● **About this exercise**
In the records below, find each line with "legend" and copy it.

--- START ---

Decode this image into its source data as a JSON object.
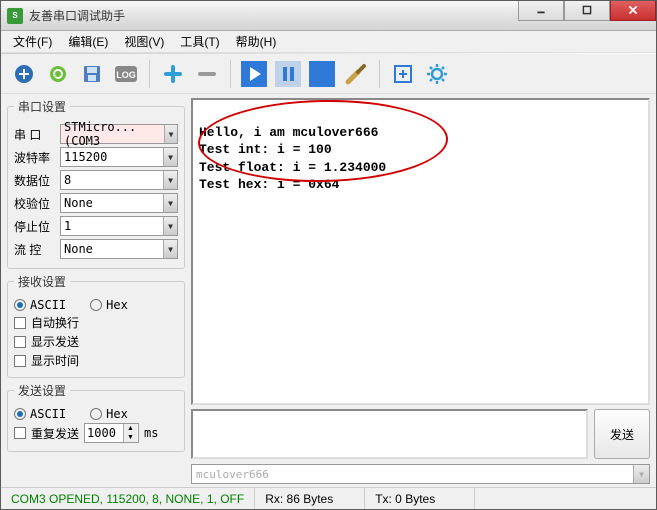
{
  "window": {
    "title": "友善串口调试助手"
  },
  "menu": {
    "file": "文件(F)",
    "edit": "编辑(E)",
    "view": "视图(V)",
    "tools": "工具(T)",
    "help": "帮助(H)"
  },
  "serial_settings": {
    "legend": "串口设置",
    "port_label": "串  口",
    "port_value": "STMicro...(COM3",
    "baud_label": "波特率",
    "baud_value": "115200",
    "databits_label": "数据位",
    "databits_value": "8",
    "parity_label": "校验位",
    "parity_value": "None",
    "stopbits_label": "停止位",
    "stopbits_value": "1",
    "flow_label": "流  控",
    "flow_value": "None"
  },
  "recv_settings": {
    "legend": "接收设置",
    "ascii": "ASCII",
    "hex": "Hex",
    "auto_wrap": "自动换行",
    "show_send": "显示发送",
    "show_time": "显示时间"
  },
  "send_settings": {
    "legend": "发送设置",
    "ascii": "ASCII",
    "hex": "Hex",
    "repeat": "重复发送",
    "interval": "1000",
    "unit": "ms"
  },
  "output": {
    "line1": "Hello, i am mculover666",
    "line2": "Test int: i = 100",
    "line3": "Test float: i = 1.234000",
    "line4": "Test hex: i = 0x64"
  },
  "send_button": "发送",
  "send_input_placeholder": "mculover666",
  "status": {
    "conn": "COM3 OPENED, 115200, 8, NONE, 1, OFF",
    "rx": "Rx: 86 Bytes",
    "tx": "Tx: 0 Bytes"
  },
  "chart_data": null
}
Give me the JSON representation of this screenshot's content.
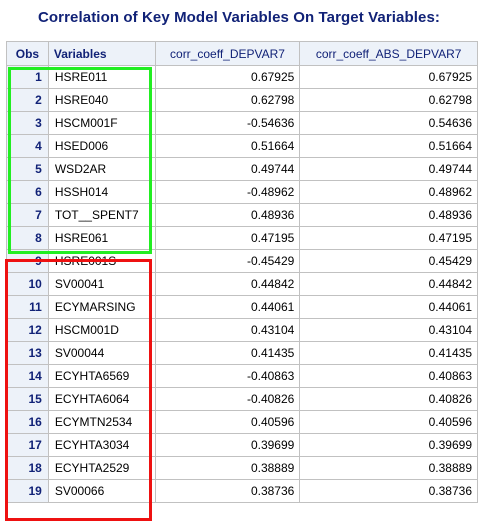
{
  "title": "Correlation of Key Model Variables On Target Variables:",
  "table": {
    "columns": [
      "Obs",
      "Variables",
      "corr_coeff_DEPVAR7",
      "corr_coeff_ABS_DEPVAR7"
    ],
    "rows": [
      {
        "obs": "1",
        "variable": "HSRE011",
        "corr": "0.67925",
        "abs": "0.67925"
      },
      {
        "obs": "2",
        "variable": "HSRE040",
        "corr": "0.62798",
        "abs": "0.62798"
      },
      {
        "obs": "3",
        "variable": "HSCM001F",
        "corr": "-0.54636",
        "abs": "0.54636"
      },
      {
        "obs": "4",
        "variable": "HSED006",
        "corr": "0.51664",
        "abs": "0.51664"
      },
      {
        "obs": "5",
        "variable": "WSD2AR",
        "corr": "0.49744",
        "abs": "0.49744"
      },
      {
        "obs": "6",
        "variable": "HSSH014",
        "corr": "-0.48962",
        "abs": "0.48962"
      },
      {
        "obs": "7",
        "variable": "TOT__SPENT7",
        "corr": "0.48936",
        "abs": "0.48936"
      },
      {
        "obs": "8",
        "variable": "HSRE061",
        "corr": "0.47195",
        "abs": "0.47195"
      },
      {
        "obs": "9",
        "variable": "HSRE001S",
        "corr": "-0.45429",
        "abs": "0.45429"
      },
      {
        "obs": "10",
        "variable": "SV00041",
        "corr": "0.44842",
        "abs": "0.44842"
      },
      {
        "obs": "11",
        "variable": "ECYMARSING",
        "corr": "0.44061",
        "abs": "0.44061"
      },
      {
        "obs": "12",
        "variable": "HSCM001D",
        "corr": "0.43104",
        "abs": "0.43104"
      },
      {
        "obs": "13",
        "variable": "SV00044",
        "corr": "0.41435",
        "abs": "0.41435"
      },
      {
        "obs": "14",
        "variable": "ECYHTA6569",
        "corr": "-0.40863",
        "abs": "0.40863"
      },
      {
        "obs": "15",
        "variable": "ECYHTA6064",
        "corr": "-0.40826",
        "abs": "0.40826"
      },
      {
        "obs": "16",
        "variable": "ECYMTN2534",
        "corr": "0.40596",
        "abs": "0.40596"
      },
      {
        "obs": "17",
        "variable": "ECYHTA3034",
        "corr": "0.39699",
        "abs": "0.39699"
      },
      {
        "obs": "18",
        "variable": "ECYHTA2529",
        "corr": "0.38889",
        "abs": "0.38889"
      },
      {
        "obs": "19",
        "variable": "SV00066",
        "corr": "0.38736",
        "abs": "0.38736"
      }
    ]
  },
  "colors": {
    "header_text": "#112277",
    "header_bg": "#edf2f9",
    "grid": "#c1c1c1",
    "highlight_green": "#22ee22",
    "highlight_red": "#ee1111"
  }
}
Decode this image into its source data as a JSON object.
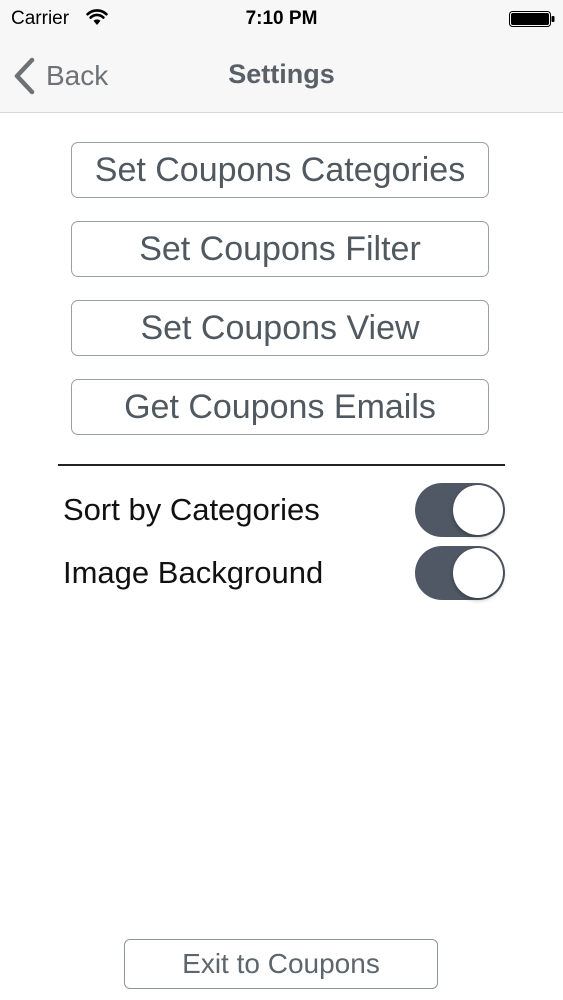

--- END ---

● **Exercise result**
    "legend": "串口设置",
    "legend": "接收设置",
    "legend": "发送设置",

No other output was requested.